Despite missing the stamp of approval from the FDA, arnica products have an ever-growing fan base. A nod from natural medicine advocates Doctor Oz, Dr. Andrew Weil and Dr. Mercola have given topical arnica a major boost in popularity. Nutrition stores have kept arnica on hand for years and now arnica creams and gels are well within reach at any self-respecting drugstore.  Should arnica be on your shelf, too?

Topical applications contain diluted amounts of arnica, just enough to harness the flower’s legendary anti-inflammatory properties. The theory is that these creams, gels, ointments and oils fight the buildup of fluid and blood that occurs after minor sports injuries and other light soft tissue trauma.

Countless numbers of weight trainers and other fitness buffs, including the hard workin’ guys and gals at My House Fitness, have known about arnica cream for years. In the early days, you don’t know your limits. Later, you push your limits. At some point, a more experienced individual will notice and can logically assume that you will be walking like a rusty robot tomorrow. Receiving advice about arnica is one of the many rites of passage for the physically inclined.

When arnica cream made a guest appearance in the naughty novel Fifty Shades of Grey, it was introduced to an entirely new crowd outside the gym. In the book, the main character presents his girlfriend with arnica cream and Advil. Even if you hadn’t heard of arnica, it was obvious the cream was something meant to help ease some amount of physical discomfort.
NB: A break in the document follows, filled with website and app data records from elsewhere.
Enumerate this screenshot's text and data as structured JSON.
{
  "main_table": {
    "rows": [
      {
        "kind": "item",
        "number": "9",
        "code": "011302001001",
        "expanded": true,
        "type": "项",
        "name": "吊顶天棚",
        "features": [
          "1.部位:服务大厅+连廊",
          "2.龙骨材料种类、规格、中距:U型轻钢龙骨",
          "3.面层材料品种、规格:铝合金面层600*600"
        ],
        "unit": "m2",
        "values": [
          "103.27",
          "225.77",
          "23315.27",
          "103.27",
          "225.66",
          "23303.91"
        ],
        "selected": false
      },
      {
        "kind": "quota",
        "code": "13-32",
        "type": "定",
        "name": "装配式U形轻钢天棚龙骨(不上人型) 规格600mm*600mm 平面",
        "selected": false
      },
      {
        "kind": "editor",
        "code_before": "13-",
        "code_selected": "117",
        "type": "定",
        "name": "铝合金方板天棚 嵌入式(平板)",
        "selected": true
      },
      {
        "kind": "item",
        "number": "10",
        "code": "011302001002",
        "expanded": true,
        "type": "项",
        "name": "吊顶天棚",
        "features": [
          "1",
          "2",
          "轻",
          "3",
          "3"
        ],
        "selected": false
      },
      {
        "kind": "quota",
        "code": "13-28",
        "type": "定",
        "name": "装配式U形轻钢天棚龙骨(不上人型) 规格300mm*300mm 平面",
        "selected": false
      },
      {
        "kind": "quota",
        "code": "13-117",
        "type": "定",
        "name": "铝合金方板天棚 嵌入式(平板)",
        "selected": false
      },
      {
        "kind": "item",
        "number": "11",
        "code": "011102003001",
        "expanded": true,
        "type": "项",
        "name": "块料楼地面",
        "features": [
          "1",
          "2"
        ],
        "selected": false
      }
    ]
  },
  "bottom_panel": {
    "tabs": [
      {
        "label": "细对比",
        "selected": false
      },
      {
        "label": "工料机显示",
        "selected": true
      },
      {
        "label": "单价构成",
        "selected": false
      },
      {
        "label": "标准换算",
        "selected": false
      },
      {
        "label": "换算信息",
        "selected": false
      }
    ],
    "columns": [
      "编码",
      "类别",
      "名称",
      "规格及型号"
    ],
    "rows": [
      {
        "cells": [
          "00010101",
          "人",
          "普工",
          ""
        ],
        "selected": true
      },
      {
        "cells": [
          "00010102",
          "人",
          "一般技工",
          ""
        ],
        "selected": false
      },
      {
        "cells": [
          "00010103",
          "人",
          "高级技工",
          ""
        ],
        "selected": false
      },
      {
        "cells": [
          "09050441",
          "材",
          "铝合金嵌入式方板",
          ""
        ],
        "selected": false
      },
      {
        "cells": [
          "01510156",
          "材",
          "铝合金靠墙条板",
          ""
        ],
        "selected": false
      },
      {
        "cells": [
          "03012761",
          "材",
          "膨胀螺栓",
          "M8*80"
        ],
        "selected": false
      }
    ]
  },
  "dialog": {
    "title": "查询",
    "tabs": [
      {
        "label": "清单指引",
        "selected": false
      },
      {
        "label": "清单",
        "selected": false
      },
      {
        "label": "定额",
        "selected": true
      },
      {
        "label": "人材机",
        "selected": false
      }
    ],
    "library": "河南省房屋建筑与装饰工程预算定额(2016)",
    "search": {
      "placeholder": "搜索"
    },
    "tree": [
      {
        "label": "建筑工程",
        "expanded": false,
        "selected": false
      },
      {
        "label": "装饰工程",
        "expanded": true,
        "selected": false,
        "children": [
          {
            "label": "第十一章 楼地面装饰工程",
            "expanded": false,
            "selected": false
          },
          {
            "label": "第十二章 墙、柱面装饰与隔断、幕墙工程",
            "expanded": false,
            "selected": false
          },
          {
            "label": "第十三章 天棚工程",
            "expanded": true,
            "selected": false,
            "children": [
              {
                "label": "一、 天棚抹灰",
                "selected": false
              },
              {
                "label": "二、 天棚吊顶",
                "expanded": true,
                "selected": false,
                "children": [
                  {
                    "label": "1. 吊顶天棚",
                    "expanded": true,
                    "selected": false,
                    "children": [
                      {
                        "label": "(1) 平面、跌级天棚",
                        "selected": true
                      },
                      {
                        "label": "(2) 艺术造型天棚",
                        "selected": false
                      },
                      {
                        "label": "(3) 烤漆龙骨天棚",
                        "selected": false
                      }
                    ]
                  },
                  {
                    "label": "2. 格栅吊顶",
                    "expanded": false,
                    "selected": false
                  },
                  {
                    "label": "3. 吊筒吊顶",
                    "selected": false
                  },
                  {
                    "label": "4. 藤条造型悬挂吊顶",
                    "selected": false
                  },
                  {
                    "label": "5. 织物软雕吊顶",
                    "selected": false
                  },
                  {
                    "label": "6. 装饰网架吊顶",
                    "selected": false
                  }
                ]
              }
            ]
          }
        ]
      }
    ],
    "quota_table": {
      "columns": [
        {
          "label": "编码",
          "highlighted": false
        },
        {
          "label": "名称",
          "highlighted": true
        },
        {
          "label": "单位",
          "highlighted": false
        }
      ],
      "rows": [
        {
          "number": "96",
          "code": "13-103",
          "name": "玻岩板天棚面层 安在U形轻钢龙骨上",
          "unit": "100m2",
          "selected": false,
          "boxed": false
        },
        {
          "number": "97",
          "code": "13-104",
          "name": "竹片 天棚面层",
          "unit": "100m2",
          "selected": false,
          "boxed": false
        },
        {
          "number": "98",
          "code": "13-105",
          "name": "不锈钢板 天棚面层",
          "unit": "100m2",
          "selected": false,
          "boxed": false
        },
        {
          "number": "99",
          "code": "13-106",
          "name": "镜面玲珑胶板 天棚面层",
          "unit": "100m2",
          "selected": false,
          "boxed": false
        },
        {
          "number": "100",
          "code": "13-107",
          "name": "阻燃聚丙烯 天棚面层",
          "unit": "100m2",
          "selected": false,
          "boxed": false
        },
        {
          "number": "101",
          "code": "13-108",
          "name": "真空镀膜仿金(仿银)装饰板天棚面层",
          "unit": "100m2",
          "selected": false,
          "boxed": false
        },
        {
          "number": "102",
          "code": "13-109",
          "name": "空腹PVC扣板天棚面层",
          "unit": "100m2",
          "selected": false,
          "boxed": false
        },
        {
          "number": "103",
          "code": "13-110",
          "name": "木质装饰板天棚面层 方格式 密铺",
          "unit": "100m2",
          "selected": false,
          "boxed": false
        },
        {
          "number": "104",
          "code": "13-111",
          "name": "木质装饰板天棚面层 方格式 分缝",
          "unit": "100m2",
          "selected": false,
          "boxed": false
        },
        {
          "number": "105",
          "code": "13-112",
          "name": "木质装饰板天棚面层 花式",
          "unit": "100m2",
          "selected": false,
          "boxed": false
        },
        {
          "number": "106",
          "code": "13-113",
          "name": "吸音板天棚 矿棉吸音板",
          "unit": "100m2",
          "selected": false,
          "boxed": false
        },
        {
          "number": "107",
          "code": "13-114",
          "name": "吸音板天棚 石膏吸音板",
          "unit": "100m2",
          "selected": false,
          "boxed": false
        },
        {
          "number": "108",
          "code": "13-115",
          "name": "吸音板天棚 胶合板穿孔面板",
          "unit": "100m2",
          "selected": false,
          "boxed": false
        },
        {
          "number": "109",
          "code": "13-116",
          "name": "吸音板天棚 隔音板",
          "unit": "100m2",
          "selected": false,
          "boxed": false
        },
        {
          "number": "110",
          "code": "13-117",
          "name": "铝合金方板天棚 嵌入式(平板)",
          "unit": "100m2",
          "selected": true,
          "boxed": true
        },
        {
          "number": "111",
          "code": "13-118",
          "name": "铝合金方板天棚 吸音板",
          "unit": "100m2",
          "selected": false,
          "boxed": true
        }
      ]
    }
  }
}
Personally, if there’s a chance I could override the “ouch” effect from too many supersets, I’m going to give it a try. I recommend you turn to a certified personal trainer or nutritional counseling who specializes in wellness for a more qualified opinion of arnica. If you do go ahead and spring for it beforehand, you can expect to spend less than $15 for a decent size tube of cream or gel. Remember not to apply arnica to broken skin and start with a small amount in one area to see how your skin reacts.